- Work task: Scan the entries below. List each line with "name".

- Material for this task:
........

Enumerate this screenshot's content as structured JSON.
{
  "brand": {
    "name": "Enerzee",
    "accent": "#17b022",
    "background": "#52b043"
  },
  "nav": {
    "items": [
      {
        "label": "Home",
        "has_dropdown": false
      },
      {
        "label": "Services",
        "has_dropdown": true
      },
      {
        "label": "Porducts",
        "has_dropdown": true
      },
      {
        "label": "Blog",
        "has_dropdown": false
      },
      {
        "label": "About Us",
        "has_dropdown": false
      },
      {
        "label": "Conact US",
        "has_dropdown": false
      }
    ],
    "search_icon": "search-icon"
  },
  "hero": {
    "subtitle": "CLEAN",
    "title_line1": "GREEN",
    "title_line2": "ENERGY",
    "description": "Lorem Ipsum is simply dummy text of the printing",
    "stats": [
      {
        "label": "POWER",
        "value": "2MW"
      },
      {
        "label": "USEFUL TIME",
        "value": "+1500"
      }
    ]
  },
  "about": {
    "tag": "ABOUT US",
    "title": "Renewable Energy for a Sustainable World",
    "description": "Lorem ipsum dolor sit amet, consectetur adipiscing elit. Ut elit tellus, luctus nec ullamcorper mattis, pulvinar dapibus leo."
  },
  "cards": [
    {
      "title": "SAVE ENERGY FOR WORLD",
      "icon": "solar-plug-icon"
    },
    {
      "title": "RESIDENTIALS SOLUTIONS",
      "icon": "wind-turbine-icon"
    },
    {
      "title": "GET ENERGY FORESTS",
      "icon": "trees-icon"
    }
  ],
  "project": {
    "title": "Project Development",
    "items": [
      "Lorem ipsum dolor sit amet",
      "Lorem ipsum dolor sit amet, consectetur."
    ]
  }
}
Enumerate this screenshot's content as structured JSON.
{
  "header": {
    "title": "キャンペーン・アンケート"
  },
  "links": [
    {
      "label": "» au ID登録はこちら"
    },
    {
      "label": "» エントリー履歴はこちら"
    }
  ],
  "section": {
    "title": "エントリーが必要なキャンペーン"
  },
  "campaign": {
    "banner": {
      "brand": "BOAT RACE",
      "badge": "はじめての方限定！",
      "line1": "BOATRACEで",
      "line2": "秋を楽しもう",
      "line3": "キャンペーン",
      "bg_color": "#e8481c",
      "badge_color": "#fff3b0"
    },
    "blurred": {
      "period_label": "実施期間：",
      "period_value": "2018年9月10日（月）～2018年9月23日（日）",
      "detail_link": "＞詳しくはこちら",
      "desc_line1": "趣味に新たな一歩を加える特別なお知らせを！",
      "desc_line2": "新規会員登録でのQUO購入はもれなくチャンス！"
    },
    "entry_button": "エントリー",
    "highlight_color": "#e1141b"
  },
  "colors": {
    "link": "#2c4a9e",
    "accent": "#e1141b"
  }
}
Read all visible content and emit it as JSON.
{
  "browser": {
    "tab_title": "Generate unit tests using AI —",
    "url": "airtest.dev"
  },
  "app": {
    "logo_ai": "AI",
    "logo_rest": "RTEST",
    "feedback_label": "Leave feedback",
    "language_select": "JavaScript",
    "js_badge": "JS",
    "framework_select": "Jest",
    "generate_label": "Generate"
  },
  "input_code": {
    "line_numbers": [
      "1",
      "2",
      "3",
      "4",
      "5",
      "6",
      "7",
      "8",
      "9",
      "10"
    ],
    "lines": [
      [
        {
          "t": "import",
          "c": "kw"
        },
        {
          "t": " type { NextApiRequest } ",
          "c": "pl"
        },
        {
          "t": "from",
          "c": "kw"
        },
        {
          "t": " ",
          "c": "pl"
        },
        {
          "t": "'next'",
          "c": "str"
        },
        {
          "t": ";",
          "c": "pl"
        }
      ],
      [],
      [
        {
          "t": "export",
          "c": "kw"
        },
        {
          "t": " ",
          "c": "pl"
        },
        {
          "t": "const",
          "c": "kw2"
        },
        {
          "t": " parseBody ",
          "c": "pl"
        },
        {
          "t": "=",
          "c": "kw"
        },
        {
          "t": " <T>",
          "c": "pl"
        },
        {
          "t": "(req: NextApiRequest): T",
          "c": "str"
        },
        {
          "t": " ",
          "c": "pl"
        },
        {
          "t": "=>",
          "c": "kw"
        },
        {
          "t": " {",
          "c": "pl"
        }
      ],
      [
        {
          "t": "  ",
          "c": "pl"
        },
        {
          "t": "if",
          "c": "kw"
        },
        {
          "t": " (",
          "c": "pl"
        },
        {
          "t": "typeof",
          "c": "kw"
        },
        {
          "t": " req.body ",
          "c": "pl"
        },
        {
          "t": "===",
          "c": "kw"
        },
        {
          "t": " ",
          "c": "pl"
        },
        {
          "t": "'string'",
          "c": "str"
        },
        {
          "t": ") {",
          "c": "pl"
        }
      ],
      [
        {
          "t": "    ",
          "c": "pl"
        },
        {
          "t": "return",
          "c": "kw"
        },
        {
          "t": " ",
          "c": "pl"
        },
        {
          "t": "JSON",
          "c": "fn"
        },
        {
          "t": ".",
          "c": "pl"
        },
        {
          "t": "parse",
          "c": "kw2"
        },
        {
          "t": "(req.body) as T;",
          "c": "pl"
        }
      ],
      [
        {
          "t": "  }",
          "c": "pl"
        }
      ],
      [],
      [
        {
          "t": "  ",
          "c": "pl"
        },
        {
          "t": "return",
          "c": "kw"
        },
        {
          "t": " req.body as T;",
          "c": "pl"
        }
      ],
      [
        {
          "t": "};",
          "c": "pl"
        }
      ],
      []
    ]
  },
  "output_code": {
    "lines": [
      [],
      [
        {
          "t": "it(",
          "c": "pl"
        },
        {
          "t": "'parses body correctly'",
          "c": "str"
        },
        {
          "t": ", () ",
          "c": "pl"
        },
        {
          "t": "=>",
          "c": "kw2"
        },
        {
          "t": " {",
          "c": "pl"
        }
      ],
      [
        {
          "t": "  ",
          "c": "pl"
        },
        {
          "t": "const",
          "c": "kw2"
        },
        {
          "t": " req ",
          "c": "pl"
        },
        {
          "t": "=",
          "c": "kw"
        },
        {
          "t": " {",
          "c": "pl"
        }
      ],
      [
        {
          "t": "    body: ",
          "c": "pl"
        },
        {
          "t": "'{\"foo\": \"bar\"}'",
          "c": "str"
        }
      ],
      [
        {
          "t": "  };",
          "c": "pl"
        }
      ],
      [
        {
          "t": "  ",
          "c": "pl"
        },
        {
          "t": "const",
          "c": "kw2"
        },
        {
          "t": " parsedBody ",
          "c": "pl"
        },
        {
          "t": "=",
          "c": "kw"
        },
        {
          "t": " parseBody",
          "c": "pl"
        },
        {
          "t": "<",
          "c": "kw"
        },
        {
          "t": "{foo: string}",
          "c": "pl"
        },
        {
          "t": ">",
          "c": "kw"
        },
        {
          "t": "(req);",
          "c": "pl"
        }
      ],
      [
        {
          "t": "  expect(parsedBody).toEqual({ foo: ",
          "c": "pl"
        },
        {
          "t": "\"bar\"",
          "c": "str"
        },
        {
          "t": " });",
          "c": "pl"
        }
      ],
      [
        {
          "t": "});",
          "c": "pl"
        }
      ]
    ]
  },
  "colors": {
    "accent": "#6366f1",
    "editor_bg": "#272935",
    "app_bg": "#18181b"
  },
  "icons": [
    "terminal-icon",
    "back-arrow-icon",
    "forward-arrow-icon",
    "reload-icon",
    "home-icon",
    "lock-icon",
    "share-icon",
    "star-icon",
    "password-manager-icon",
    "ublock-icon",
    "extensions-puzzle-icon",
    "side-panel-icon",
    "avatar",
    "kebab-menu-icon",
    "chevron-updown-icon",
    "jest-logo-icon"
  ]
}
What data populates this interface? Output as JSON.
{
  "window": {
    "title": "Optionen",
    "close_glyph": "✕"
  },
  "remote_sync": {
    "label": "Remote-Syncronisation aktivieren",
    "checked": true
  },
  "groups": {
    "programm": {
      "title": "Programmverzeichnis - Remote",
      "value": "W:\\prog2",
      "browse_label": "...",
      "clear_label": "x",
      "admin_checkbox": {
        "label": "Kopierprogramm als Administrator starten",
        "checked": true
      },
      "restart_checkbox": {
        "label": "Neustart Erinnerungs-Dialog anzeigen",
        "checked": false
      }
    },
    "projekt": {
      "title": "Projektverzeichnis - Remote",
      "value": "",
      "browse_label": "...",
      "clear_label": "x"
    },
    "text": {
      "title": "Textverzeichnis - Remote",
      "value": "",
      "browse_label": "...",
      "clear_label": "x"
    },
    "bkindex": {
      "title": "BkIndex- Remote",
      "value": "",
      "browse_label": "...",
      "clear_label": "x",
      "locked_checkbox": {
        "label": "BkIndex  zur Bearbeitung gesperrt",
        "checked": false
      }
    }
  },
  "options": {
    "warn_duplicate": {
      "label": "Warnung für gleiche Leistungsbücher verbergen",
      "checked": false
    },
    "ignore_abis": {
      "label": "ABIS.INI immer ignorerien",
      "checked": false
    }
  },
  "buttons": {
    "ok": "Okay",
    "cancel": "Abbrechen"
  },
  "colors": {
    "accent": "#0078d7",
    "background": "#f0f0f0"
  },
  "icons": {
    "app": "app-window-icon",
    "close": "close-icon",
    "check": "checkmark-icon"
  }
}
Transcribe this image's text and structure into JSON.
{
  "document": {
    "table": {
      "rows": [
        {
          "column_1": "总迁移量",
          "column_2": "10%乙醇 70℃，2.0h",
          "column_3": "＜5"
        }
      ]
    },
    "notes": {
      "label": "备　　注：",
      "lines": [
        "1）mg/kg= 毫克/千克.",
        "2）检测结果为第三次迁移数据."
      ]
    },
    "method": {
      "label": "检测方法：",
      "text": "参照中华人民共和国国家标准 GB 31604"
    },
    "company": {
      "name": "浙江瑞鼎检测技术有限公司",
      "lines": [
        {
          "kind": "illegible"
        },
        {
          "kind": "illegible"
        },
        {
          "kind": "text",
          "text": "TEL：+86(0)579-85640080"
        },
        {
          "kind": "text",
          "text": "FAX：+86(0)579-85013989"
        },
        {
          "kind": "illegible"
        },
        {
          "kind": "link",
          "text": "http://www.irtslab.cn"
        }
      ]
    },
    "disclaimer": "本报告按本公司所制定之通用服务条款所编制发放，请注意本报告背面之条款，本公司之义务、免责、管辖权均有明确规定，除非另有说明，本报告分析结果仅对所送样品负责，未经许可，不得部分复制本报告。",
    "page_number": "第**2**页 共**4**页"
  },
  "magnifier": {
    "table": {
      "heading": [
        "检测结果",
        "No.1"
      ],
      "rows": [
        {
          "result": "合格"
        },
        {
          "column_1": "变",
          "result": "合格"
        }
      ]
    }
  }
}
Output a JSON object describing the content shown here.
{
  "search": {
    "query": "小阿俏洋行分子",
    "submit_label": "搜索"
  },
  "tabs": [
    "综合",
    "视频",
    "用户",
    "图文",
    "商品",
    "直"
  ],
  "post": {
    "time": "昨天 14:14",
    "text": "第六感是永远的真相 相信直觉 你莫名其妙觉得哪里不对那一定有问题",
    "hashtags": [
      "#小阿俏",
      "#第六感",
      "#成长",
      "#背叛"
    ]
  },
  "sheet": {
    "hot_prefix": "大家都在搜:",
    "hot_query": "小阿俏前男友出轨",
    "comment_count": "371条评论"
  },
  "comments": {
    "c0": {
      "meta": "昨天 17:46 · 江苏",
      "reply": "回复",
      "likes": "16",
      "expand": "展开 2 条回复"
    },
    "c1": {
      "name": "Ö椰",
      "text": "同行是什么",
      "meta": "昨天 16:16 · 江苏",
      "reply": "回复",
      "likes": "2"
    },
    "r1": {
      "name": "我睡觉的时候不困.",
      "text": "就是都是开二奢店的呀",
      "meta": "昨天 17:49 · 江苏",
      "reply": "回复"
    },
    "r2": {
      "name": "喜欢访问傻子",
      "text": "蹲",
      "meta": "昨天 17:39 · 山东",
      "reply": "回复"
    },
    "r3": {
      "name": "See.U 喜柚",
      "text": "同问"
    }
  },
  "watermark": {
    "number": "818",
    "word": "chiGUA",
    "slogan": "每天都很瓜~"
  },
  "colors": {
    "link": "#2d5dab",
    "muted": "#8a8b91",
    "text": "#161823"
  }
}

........

- Answer area:
    "name": "Enerzee",
      "name": "浙江瑞鼎检测技术有限公司",
      "name": "Ö椰",
      "name": "我睡觉的时候不困.",
      "name": "喜欢访问傻子",
      "name": "See.U 喜柚",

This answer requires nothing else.